* Problem
Copy out precisely the line that holds "What's the underlying" and all the lines following it in the data, up to and including the last one, and no others.

* Data for analysis

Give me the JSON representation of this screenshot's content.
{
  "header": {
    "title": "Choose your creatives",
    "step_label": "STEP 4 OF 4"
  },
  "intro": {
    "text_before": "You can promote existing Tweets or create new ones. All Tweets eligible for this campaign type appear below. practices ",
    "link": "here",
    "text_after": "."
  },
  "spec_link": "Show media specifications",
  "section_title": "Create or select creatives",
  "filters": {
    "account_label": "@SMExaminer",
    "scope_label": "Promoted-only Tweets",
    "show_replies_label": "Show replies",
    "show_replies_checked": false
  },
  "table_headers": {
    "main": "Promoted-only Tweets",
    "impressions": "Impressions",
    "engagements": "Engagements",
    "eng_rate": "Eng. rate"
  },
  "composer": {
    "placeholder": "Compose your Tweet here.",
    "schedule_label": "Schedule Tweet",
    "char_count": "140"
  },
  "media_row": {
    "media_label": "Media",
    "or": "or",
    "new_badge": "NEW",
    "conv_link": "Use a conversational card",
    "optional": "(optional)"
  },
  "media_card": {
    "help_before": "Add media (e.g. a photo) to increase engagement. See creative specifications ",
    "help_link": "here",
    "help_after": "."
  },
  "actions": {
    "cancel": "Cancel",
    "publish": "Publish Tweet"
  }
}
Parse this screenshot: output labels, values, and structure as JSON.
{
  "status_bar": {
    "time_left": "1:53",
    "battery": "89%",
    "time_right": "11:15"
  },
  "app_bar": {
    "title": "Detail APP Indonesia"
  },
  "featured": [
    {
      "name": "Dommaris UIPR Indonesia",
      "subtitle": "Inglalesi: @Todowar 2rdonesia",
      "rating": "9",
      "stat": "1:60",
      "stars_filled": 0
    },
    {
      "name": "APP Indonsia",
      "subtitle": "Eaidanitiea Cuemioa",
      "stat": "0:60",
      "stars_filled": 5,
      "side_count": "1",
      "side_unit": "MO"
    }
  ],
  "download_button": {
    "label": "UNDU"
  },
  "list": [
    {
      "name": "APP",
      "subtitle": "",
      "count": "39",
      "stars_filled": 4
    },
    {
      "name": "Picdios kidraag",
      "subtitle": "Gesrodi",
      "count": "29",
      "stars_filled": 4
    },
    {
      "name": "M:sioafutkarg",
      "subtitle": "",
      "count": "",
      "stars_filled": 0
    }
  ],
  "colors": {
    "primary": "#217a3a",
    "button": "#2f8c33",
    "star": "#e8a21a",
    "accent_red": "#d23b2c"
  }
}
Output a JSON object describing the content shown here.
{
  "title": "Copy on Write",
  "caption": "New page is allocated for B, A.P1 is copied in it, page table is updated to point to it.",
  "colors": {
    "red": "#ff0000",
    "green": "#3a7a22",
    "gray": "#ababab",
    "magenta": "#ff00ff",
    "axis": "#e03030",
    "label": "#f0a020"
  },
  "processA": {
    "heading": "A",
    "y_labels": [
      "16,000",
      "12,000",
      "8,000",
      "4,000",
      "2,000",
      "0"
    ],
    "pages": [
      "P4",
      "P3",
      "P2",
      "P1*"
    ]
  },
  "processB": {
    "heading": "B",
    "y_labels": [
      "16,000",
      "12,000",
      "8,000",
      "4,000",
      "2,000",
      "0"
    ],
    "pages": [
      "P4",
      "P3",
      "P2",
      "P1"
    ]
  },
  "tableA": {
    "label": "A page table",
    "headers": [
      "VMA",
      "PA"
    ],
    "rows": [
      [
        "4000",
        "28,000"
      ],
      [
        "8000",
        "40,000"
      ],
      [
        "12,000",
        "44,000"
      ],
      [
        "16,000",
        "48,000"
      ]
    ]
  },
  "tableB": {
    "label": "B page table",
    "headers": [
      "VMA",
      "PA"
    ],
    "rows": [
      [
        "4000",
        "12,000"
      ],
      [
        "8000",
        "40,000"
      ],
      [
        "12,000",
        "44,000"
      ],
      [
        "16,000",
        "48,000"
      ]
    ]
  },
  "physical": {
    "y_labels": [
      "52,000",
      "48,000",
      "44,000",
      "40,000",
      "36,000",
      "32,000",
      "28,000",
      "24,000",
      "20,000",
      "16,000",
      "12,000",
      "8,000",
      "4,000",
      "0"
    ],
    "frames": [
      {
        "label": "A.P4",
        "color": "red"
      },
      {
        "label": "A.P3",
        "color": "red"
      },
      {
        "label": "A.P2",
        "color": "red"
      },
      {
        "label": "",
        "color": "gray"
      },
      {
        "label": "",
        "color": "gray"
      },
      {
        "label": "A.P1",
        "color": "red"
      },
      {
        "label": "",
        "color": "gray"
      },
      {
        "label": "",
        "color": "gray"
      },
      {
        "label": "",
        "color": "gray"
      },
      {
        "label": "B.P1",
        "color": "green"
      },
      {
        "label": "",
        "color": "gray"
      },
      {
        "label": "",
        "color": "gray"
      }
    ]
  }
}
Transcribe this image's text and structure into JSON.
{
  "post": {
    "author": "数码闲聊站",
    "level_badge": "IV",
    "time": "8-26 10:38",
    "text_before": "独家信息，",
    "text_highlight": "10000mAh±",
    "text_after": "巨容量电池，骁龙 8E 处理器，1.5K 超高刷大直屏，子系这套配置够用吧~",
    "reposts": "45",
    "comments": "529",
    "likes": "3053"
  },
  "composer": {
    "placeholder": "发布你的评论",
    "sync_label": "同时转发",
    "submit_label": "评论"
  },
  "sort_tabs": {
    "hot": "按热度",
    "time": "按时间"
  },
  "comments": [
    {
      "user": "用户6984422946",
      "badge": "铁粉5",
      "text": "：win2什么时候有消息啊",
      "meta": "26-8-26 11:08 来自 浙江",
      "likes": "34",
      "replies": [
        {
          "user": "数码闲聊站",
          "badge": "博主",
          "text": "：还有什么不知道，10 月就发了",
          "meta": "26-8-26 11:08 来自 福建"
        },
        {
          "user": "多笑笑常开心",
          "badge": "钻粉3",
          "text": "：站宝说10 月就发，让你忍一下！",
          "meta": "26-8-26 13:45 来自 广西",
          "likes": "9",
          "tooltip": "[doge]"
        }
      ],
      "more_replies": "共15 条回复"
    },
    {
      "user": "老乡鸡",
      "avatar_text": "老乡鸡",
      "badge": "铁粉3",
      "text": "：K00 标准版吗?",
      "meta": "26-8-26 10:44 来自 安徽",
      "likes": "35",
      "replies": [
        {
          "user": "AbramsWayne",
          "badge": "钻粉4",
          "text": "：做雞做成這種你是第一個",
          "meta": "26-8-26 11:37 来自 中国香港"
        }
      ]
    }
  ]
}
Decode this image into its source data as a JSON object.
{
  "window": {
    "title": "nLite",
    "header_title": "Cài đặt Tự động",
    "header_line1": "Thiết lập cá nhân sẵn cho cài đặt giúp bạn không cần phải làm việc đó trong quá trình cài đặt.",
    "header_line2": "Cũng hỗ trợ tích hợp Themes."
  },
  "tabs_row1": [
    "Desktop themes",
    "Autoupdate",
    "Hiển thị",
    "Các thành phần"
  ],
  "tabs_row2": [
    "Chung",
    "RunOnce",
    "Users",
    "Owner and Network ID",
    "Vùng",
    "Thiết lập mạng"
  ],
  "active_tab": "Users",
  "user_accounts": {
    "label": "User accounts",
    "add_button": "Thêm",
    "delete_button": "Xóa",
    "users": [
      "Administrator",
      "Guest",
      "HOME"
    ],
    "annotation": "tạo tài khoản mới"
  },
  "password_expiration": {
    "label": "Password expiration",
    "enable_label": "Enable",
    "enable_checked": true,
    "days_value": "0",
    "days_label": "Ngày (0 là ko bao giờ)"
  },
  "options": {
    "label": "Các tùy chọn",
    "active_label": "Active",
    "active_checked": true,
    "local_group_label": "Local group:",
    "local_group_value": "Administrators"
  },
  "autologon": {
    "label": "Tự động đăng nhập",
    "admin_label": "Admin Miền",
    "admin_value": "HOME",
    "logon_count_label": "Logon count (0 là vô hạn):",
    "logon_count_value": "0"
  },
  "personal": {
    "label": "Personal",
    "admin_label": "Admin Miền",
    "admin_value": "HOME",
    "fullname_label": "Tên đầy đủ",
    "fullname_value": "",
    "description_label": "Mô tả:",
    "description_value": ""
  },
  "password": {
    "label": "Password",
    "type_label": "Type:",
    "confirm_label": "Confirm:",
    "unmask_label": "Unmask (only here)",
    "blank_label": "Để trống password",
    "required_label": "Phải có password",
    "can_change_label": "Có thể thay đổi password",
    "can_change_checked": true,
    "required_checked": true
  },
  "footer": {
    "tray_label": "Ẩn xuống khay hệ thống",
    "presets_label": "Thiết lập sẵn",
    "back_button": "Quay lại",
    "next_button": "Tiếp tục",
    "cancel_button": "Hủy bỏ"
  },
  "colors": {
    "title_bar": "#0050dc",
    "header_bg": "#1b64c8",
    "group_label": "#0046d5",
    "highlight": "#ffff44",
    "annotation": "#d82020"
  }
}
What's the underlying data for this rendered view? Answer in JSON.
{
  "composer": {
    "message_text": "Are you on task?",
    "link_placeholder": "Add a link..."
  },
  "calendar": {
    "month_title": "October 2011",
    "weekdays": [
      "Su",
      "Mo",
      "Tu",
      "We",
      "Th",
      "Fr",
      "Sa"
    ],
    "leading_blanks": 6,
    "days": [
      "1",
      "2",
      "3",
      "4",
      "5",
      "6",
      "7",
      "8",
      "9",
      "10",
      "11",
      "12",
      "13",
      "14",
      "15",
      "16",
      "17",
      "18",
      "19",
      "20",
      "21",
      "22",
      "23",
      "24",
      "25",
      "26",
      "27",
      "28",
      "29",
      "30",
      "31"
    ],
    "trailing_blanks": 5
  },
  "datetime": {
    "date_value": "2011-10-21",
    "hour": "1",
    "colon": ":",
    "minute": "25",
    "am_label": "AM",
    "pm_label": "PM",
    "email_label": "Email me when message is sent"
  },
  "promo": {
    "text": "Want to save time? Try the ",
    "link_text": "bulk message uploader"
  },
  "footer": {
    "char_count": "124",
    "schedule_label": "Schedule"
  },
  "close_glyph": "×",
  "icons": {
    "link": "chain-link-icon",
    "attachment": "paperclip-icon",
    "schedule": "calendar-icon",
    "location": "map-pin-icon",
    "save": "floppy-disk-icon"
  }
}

* Result for this exercise
What's the underlying data for this rendered view? Answer in JSON.
{
  "composer": {
    "message_text": "Are you on task?",
    "link_placeholder": "Add a link..."
  },
  "calendar": {
    "month_title": "October 2011",
    "weekdays": [
      "Su",
      "Mo",
      "Tu",
      "We",
      "Th",
      "Fr",
      "Sa"
    ],
    "leading_blanks": 6,
    "days": [
      "1",
      "2",
      "3",
      "4",
      "5",
      "6",
      "7",
      "8",
      "9",
      "10",
      "11",
      "12",
      "13",
      "14",
      "15",
      "16",
      "17",
      "18",
      "19",
      "20",
      "21",
      "22",
      "23",
      "24",
      "25",
      "26",
      "27",
      "28",
      "29",
      "30",
      "31"
    ],
    "trailing_blanks": 5
  },
  "datetime": {
    "date_value": "2011-10-21",
    "hour": "1",
    "colon": ":",
    "minute": "25",
    "am_label": "AM",
    "pm_label": "PM",
    "email_label": "Email me when message is sent"
  },
  "promo": {
    "text": "Want to save time? Try the ",
    "link_text": "bulk message uploader"
  },
  "footer": {
    "char_count": "124",
    "schedule_label": "Schedule"
  },
  "close_glyph": "×",
  "icons": {
    "link": "chain-link-icon",
    "attachment": "paperclip-icon",
    "schedule": "calendar-icon",
    "location": "map-pin-icon",
    "save": "floppy-disk-icon"
  }
}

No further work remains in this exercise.